Even the big cities have changed. You actually live in an area that's unusual in regards to availability of those things. Used to be every neighborhood in New York had, within walking distance, at least one butcher, one full-service bakery, one greengrocer. Indeed, that's one of the ways "neighborhood" was defined. It's still like that.
Another aspect of daily shopping has to do with European kitchens. They are, compared to ours, much smaller. Ovens, per se, are relatively rare. Fridges are tiny and deep freezers are all but non-existent in the home environment. So daily shopping, especially for baked goods, is not just a matter of being a healthy choice; it's a necessity. They're getting bigger and bigger like the american kitchens.
Another aspect: Do those skinny French women who shop and cook daily also have fulltime jobs? And haul the kids to soccer practice? And serve on Church committees? And....well, you get the idea. The point being, if you're going to compare cultural practices, you can't just cherry pick. Yes they do. Don't be fooled by the romantic notion of elderly grandmothers doing all the cooking and mothers buttering their children's bread when they get home from school. European women are quite a force to be reckoned with, at least that is my experience. I have several girlfriends in greece who are the bread winners in their families. A top priority for a european woman is to be first and foremost skinny and fashionable.
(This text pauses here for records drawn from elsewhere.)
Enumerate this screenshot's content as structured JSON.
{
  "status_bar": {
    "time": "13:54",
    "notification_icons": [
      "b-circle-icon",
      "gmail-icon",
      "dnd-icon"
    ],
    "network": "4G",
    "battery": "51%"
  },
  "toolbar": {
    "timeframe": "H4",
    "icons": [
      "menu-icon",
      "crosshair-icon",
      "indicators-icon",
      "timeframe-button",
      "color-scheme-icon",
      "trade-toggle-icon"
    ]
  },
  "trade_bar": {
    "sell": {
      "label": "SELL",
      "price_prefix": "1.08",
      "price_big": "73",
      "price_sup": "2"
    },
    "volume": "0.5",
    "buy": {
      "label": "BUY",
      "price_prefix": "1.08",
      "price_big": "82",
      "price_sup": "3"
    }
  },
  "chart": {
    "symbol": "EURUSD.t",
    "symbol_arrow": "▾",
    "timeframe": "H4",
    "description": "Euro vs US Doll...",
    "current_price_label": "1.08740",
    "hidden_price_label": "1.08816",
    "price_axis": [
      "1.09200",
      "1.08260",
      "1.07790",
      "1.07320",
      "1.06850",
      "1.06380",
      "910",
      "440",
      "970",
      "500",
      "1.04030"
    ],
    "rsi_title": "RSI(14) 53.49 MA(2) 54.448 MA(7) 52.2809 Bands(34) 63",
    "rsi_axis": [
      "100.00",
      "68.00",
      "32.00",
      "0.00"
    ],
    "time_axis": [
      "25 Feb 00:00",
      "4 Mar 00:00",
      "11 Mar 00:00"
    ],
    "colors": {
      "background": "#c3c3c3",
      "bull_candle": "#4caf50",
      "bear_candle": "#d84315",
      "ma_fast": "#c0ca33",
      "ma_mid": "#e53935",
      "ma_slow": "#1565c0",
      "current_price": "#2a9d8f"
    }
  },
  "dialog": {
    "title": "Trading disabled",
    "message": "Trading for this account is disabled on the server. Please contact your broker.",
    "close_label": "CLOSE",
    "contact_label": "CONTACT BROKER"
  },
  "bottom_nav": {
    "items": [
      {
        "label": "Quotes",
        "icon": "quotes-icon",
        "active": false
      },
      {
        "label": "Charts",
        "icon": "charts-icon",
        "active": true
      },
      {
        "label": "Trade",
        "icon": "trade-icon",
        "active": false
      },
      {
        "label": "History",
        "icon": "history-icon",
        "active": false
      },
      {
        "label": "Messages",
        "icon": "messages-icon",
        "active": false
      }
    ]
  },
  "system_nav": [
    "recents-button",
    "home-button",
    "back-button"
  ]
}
And, the fact is, despite that book's alluring title, there are an incredible number of fat French women. I wish this was the case but it is not. European women are very weight conscious as FF explained. I find myself ridiculed when I visit and am called the American and made fun of because we eat hamburgers every day. Siduri is right, there is no snacking, people wait several hours between meals, lunches are the main meal and dinner for a european woman is no more than a snack or nibble compared to an american woman's idea of dinner.